── DATASET ENTRIES ──
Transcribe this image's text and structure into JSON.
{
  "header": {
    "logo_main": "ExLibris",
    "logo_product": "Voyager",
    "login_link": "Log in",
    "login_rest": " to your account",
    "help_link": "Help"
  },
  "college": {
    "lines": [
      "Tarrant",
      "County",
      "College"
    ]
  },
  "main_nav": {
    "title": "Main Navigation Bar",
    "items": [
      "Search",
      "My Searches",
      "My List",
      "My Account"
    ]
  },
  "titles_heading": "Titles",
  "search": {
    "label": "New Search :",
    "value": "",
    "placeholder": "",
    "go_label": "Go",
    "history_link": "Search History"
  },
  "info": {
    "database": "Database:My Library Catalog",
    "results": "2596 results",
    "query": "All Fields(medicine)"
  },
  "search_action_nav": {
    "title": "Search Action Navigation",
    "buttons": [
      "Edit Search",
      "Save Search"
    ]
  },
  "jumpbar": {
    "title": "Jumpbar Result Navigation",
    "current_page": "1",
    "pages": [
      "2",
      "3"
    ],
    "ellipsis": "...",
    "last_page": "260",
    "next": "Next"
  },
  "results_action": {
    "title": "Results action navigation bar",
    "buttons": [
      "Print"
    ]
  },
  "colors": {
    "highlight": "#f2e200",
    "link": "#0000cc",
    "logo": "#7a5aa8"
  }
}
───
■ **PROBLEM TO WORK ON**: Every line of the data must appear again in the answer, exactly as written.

■ **EXERCISE RESULT**:
Transcribe this image's text and structure into JSON.
{
  "header": {
    "logo_main": "ExLibris",
    "logo_product": "Voyager",
    "login_link": "Log in",
    "login_rest": " to your account",
    "help_link": "Help"
  },
  "college": {
    "lines": [
      "Tarrant",
      "County",
      "College"
    ]
  },
  "main_nav": {
    "title": "Main Navigation Bar",
    "items": [
      "Search",
      "My Searches",
      "My List",
      "My Account"
    ]
  },
  "titles_heading": "Titles",
  "search": {
    "label": "New Search :",
    "value": "",
    "placeholder": "",
    "go_label": "Go",
    "history_link": "Search History"
  },
  "info": {
    "database": "Database:My Library Catalog",
    "results": "2596 results",
    "query": "All Fields(medicine)"
  },
  "search_action_nav": {
    "title": "Search Action Navigation",
    "buttons": [
      "Edit Search",
      "Save Search"
    ]
  },
  "jumpbar": {
    "title": "Jumpbar Result Navigation",
    "current_page": "1",
    "pages": [
      "2",
      "3"
    ],
    "ellipsis": "...",
    "last_page": "260",
    "next": "Next"
  },
  "results_action": {
    "title": "Results action navigation bar",
    "buttons": [
      "Print"
    ]
  },
  "colors": {
    "highlight": "#f2e200",
    "link": "#0000cc",
    "logo": "#7a5aa8"
  }
}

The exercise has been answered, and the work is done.